And what does this have to do with the narrator?The narrator is her former self, in a way. At the beginning she gives birth to her. She watches over her. But she is not literally the mother. She is kind of like a god figure. I modeled this somewhat on Clarice Lispector’s male author-narrator in The Hour of the Star, who creates and imagines a horrorshow ending for his mystic-girl Macabea. Instead of Coca-Cola and Marilyn Monroe my Ruth has Julie Christie in Darling and Green and Blacks chocolate and a penchant for fucking strangers.

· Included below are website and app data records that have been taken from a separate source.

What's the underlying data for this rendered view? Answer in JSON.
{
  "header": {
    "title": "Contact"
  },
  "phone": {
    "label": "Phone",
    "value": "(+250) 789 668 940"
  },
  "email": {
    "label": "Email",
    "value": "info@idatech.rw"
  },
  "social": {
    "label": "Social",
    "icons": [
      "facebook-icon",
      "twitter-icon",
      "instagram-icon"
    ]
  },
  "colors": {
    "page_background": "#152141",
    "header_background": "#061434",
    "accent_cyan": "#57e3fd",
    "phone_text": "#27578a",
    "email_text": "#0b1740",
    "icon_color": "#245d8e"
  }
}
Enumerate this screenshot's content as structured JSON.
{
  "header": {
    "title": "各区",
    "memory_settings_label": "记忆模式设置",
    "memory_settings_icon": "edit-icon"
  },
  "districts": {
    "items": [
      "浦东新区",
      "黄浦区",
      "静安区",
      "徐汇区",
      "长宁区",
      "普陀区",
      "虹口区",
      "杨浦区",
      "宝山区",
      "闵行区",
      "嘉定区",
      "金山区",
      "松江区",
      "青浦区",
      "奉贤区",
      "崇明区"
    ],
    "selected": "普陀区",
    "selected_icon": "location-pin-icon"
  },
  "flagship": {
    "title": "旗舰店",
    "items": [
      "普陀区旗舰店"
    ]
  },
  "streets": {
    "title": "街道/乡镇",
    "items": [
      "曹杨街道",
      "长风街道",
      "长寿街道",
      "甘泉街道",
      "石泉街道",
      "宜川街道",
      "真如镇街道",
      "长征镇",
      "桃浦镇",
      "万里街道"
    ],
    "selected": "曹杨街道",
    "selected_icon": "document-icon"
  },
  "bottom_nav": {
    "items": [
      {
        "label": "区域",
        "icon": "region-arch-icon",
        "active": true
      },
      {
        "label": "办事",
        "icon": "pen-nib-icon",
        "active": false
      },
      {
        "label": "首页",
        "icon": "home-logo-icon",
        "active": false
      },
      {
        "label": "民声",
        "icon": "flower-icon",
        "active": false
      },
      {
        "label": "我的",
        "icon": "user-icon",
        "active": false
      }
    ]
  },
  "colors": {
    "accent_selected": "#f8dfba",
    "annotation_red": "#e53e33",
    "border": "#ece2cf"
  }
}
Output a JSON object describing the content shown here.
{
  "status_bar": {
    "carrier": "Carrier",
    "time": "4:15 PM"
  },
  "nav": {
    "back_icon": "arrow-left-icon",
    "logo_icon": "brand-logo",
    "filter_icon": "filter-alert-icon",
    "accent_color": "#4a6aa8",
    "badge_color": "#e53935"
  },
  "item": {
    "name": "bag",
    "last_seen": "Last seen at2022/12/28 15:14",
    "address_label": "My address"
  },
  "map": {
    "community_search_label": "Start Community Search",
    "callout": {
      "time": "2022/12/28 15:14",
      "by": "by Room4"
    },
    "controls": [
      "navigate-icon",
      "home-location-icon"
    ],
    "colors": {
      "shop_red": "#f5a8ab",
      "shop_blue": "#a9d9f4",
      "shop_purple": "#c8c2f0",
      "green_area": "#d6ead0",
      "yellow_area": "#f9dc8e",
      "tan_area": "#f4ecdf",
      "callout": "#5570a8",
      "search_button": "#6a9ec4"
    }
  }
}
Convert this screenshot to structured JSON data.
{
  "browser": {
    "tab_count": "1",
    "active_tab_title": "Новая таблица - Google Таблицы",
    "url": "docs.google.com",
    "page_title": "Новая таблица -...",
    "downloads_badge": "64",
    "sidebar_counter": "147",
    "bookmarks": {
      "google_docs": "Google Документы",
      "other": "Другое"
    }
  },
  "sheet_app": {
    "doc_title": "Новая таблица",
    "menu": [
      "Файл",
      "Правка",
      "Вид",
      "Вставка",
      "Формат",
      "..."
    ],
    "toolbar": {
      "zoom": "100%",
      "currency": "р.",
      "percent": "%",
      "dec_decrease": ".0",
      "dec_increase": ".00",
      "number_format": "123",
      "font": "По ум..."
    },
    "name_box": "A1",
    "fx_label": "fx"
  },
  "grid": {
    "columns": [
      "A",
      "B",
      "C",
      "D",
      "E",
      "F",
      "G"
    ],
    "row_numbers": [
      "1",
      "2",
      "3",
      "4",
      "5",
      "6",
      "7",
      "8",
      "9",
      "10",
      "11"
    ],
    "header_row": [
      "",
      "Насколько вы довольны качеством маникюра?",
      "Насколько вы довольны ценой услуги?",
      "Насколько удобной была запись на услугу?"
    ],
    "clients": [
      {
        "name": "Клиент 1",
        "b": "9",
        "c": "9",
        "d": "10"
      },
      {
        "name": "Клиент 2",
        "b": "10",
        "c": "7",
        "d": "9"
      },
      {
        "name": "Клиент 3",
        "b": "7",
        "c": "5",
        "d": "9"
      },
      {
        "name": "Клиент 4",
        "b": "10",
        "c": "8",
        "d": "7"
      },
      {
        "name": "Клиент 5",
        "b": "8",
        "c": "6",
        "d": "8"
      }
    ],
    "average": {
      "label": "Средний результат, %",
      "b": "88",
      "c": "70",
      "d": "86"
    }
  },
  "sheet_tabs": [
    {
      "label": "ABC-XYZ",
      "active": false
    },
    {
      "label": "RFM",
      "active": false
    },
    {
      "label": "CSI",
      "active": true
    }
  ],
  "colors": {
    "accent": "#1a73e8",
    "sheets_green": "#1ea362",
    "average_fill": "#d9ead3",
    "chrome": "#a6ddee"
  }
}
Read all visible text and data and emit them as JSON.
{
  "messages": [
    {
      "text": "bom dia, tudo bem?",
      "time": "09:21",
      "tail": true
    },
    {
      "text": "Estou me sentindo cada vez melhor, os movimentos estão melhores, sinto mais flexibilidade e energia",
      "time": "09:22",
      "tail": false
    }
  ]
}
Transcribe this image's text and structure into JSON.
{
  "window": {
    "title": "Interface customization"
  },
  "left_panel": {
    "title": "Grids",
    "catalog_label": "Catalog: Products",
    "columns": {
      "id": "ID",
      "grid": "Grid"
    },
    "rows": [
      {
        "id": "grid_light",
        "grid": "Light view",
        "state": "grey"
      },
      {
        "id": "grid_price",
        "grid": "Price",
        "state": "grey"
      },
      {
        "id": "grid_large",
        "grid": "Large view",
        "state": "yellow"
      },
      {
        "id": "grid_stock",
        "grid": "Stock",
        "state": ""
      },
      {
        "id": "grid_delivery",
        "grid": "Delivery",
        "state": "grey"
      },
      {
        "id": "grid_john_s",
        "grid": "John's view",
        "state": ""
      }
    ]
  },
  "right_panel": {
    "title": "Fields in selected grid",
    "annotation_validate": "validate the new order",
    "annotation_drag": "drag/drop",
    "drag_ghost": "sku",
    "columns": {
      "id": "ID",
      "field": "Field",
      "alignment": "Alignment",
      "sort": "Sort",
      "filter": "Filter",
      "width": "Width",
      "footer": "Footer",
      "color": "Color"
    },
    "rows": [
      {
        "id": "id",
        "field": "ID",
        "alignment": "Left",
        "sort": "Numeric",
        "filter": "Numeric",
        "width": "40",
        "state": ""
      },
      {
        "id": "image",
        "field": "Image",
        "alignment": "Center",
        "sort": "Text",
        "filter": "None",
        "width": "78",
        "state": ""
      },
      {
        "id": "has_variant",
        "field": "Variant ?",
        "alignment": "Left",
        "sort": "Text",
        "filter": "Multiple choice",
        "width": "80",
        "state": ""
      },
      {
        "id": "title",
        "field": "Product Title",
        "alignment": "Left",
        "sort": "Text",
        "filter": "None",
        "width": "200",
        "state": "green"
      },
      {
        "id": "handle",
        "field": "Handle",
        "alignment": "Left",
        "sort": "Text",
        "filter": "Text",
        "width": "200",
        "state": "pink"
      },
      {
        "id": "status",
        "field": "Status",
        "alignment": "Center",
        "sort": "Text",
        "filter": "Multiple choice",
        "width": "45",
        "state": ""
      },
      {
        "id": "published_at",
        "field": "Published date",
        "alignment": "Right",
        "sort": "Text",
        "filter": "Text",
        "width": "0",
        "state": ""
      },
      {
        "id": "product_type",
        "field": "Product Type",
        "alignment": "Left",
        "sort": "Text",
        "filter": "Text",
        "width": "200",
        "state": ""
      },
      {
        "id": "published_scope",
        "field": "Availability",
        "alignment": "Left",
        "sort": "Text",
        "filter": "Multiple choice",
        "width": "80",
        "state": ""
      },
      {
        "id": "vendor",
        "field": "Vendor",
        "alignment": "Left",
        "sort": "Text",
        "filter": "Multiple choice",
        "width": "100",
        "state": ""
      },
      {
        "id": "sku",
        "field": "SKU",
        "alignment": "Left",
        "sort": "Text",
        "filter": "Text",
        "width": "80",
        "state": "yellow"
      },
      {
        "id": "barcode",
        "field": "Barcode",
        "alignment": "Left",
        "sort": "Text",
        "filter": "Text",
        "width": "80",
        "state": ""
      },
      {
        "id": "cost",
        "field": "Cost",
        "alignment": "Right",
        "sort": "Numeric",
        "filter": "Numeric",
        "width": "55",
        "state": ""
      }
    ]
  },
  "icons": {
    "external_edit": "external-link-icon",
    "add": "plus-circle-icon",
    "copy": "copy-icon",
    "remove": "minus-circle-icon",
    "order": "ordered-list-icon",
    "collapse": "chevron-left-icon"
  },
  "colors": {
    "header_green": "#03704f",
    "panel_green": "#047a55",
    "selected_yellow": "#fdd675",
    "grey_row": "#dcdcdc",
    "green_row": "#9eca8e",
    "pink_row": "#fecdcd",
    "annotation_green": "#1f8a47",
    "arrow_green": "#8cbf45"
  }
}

So, is the narrator you? Or are you Ruth? Or both? How much is the novel drawn from your real life?Again, a brutally uninteresting question.
Saturday, November 12, 2011
Here's the self-interview. I had some fun with the form, and was quite bitchy to myself. The excerpt is kind of a stand-alone scene, it's my thesis of the psychology of the cosmetics counter.